### WHAT IS REQUIRED
Here the job is to repeat the listing exactly, but not the pictures in it.

------

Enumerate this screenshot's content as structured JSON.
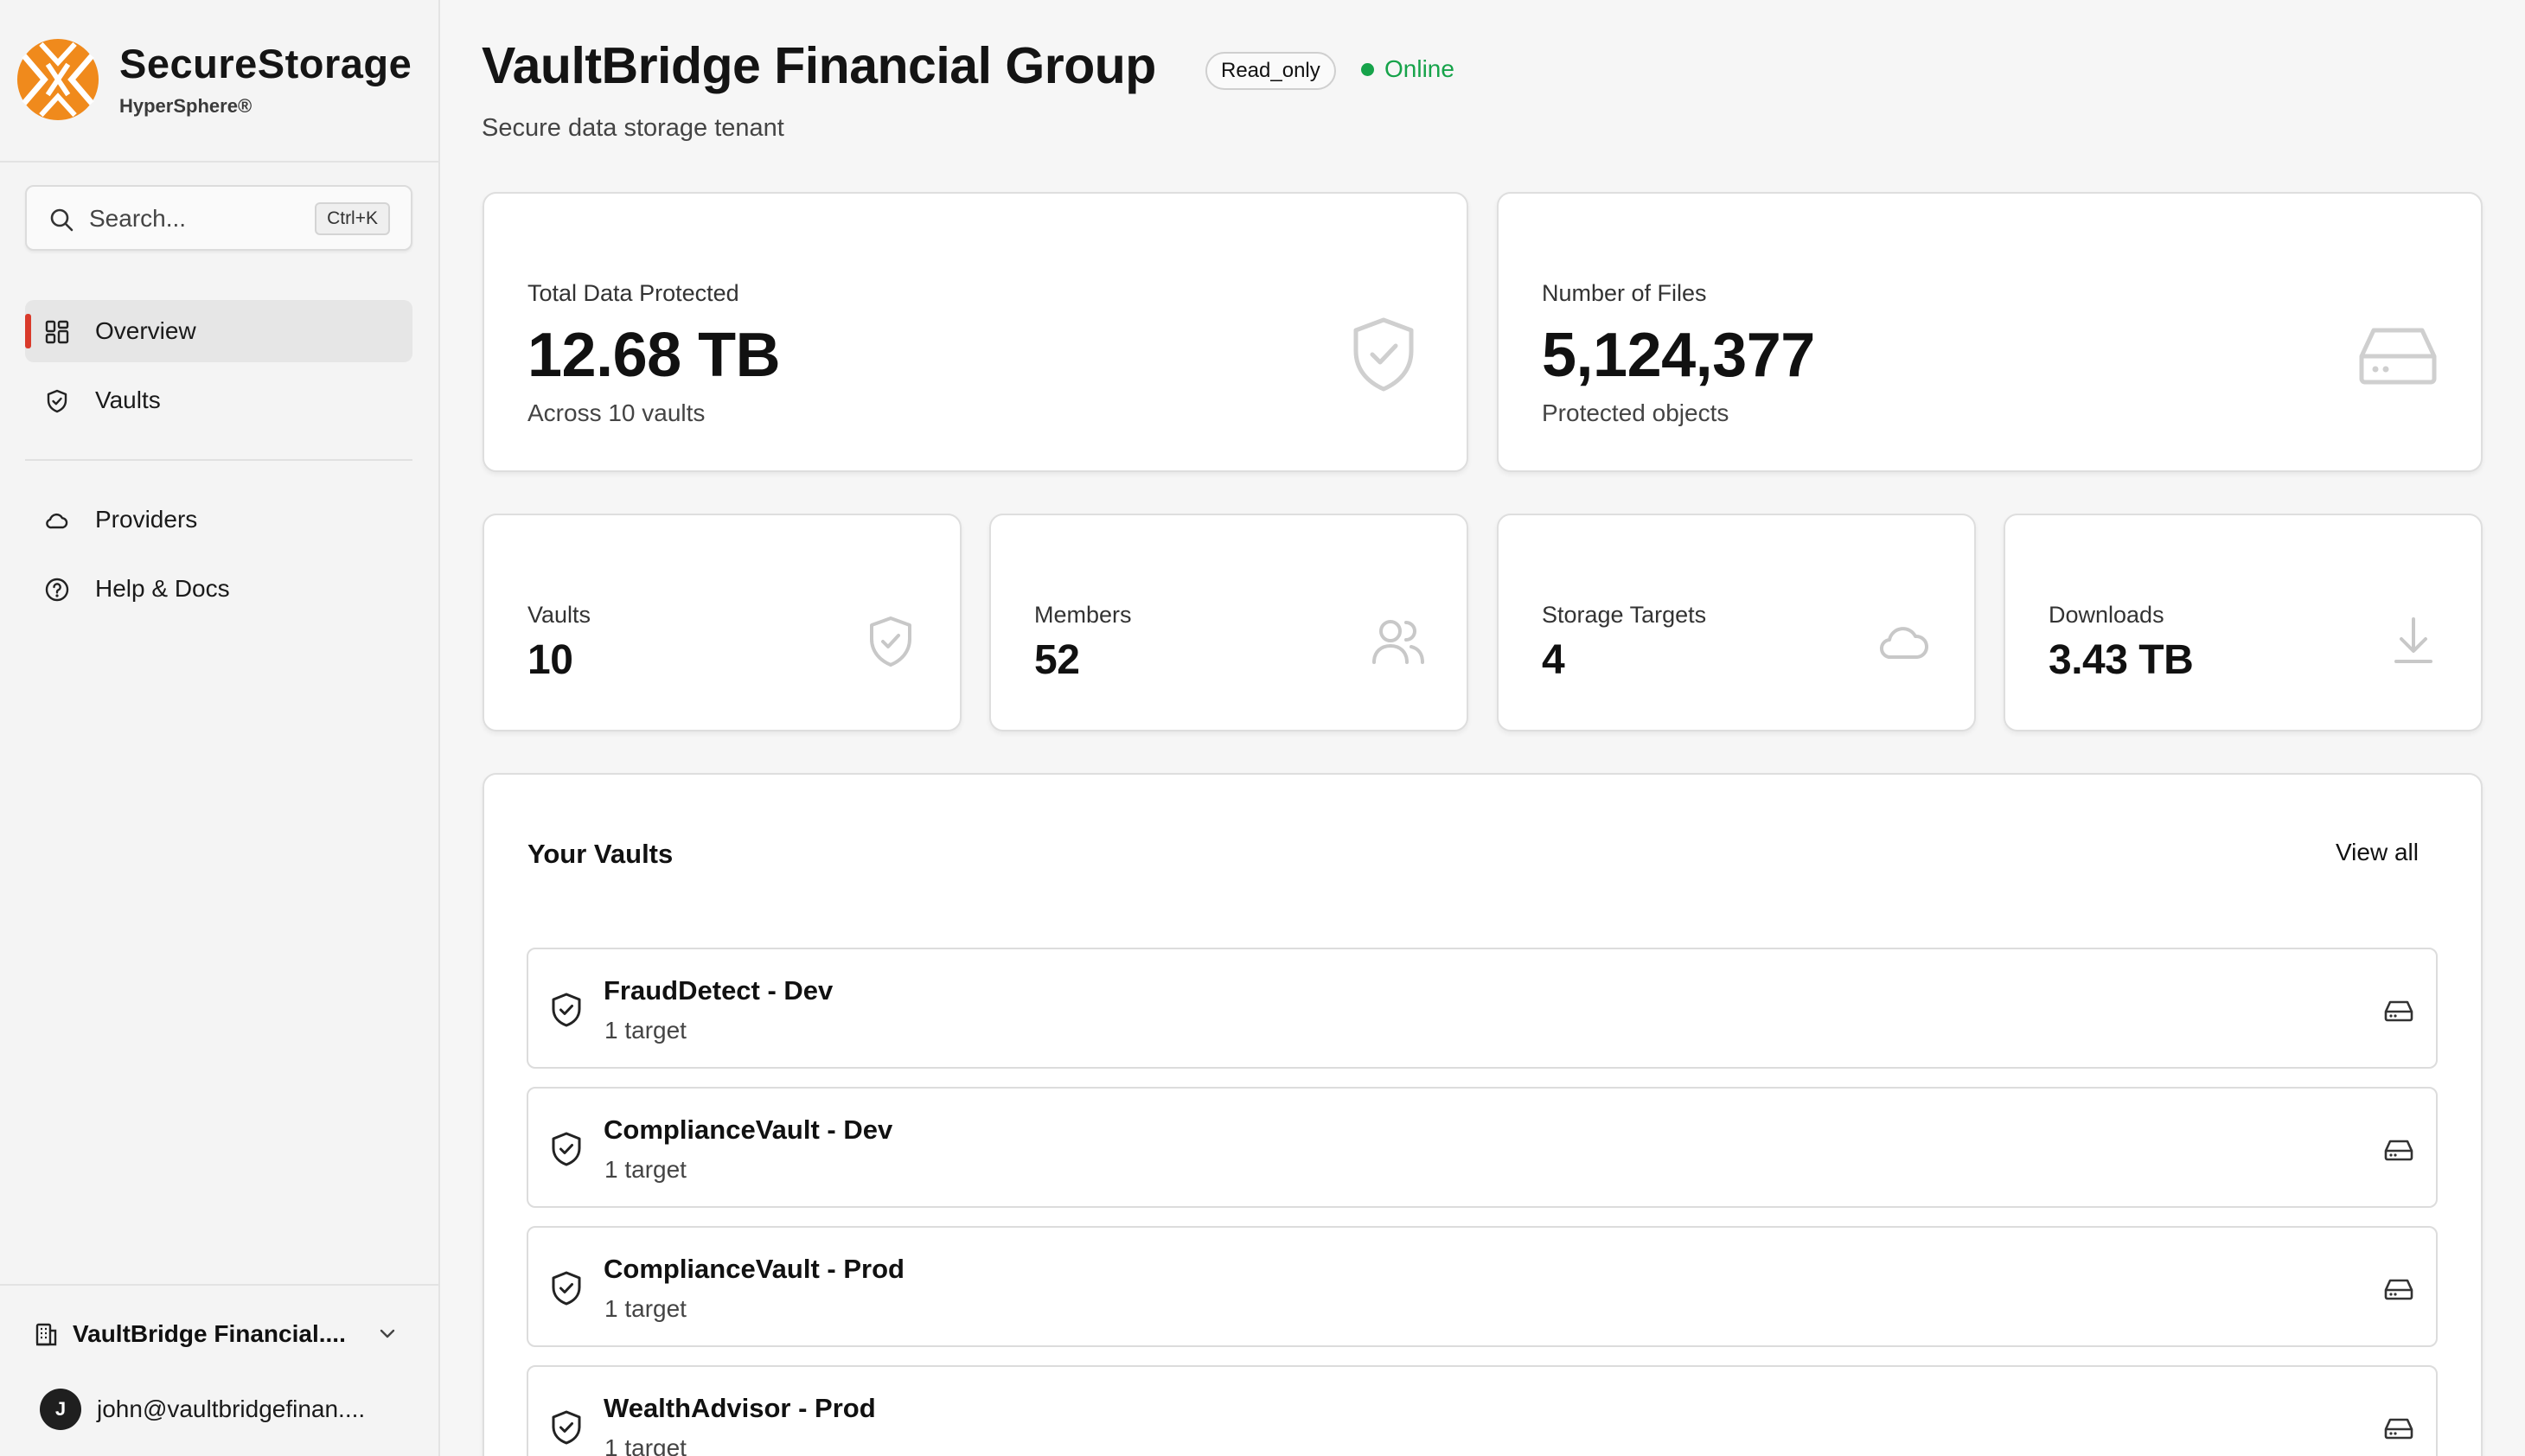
{
  "brand": {
    "name": "SecureStorage",
    "product": "HyperSphere®",
    "accent_color": "#f08a1c"
  },
  "search": {
    "placeholder": "Search...",
    "shortcut": "Ctrl+K"
  },
  "nav": {
    "items": [
      {
        "label": "Overview",
        "icon": "grid-icon",
        "active": true
      },
      {
        "label": "Vaults",
        "icon": "shield-icon",
        "active": false
      },
      {
        "label": "Providers",
        "icon": "cloud-icon",
        "active": false
      },
      {
        "label": "Help & Docs",
        "icon": "help-circle-icon",
        "active": false
      }
    ],
    "active_accent_color": "#d93a2b"
  },
  "footer": {
    "org_name": "VaultBridge Financial....",
    "user_initial": "J",
    "user_email": "john@vaultbridgefinan...."
  },
  "header": {
    "title": "VaultBridge Financial Group",
    "role_badge": "Read_only",
    "status": "Online",
    "status_color": "#16a34a",
    "subtitle": "Secure data storage tenant"
  },
  "stats": {
    "total_data": {
      "label": "Total Data Protected",
      "value": "12.68 TB",
      "sub": "Across 10 vaults",
      "icon": "shield-check-icon"
    },
    "files": {
      "label": "Number of Files",
      "value": "5,124,377",
      "sub": "Protected objects",
      "icon": "hard-drive-icon"
    },
    "vaults": {
      "label": "Vaults",
      "value": "10",
      "icon": "shield-check-icon"
    },
    "members": {
      "label": "Members",
      "value": "52",
      "icon": "users-icon"
    },
    "targets": {
      "label": "Storage Targets",
      "value": "4",
      "icon": "cloud-icon"
    },
    "downloads": {
      "label": "Downloads",
      "value": "3.43 TB",
      "icon": "download-icon"
    }
  },
  "vaults_panel": {
    "title": "Your Vaults",
    "view_all": "View all",
    "items": [
      {
        "name": "FraudDetect - Dev",
        "meta": "1 target"
      },
      {
        "name": "ComplianceVault - Dev",
        "meta": "1 target"
      },
      {
        "name": "ComplianceVault - Prod",
        "meta": "1 target"
      },
      {
        "name": "WealthAdvisor - Prod",
        "meta": "1 target"
      }
    ]
  }
}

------

### SOLUTION FOR THIS EXERCISE
Enumerate this screenshot's content as structured JSON.
{
  "brand": {
    "name": "SecureStorage",
    "product": "HyperSphere®",
    "accent_color": "#f08a1c"
  },
  "search": {
    "placeholder": "Search...",
    "shortcut": "Ctrl+K"
  },
  "nav": {
    "items": [
      {
        "label": "Overview",
        "icon": "grid-icon",
        "active": true
      },
      {
        "label": "Vaults",
        "icon": "shield-icon",
        "active": false
      },
      {
        "label": "Providers",
        "icon": "cloud-icon",
        "active": false
      },
      {
        "label": "Help & Docs",
        "icon": "help-circle-icon",
        "active": false
      }
    ],
    "active_accent_color": "#d93a2b"
  },
  "footer": {
    "org_name": "VaultBridge Financial....",
    "user_initial": "J",
    "user_email": "john@vaultbridgefinan...."
  },
  "header": {
    "title": "VaultBridge Financial Group",
    "role_badge": "Read_only",
    "status": "Online",
    "status_color": "#16a34a",
    "subtitle": "Secure data storage tenant"
  },
  "stats": {
    "total_data": {
      "label": "Total Data Protected",
      "value": "12.68 TB",
      "sub": "Across 10 vaults",
      "icon": "shield-check-icon"
    },
    "files": {
      "label": "Number of Files",
      "value": "5,124,377",
      "sub": "Protected objects",
      "icon": "hard-drive-icon"
    },
    "vaults": {
      "label": "Vaults",
      "value": "10",
      "icon": "shield-check-icon"
    },
    "members": {
      "label": "Members",
      "value": "52",
      "icon": "users-icon"
    },
    "targets": {
      "label": "Storage Targets",
      "value": "4",
      "icon": "cloud-icon"
    },
    "downloads": {
      "label": "Downloads",
      "value": "3.43 TB",
      "icon": "download-icon"
    }
  },
  "vaults_panel": {
    "title": "Your Vaults",
    "view_all": "View all",
    "items": [
      {
        "name": "FraudDetect - Dev",
        "meta": "1 target"
      },
      {
        "name": "ComplianceVault - Dev",
        "meta": "1 target"
      },
      {
        "name": "ComplianceVault - Prod",
        "meta": "1 target"
      },
      {
        "name": "WealthAdvisor - Prod",
        "meta": "1 target"
      }
    ]
  }
}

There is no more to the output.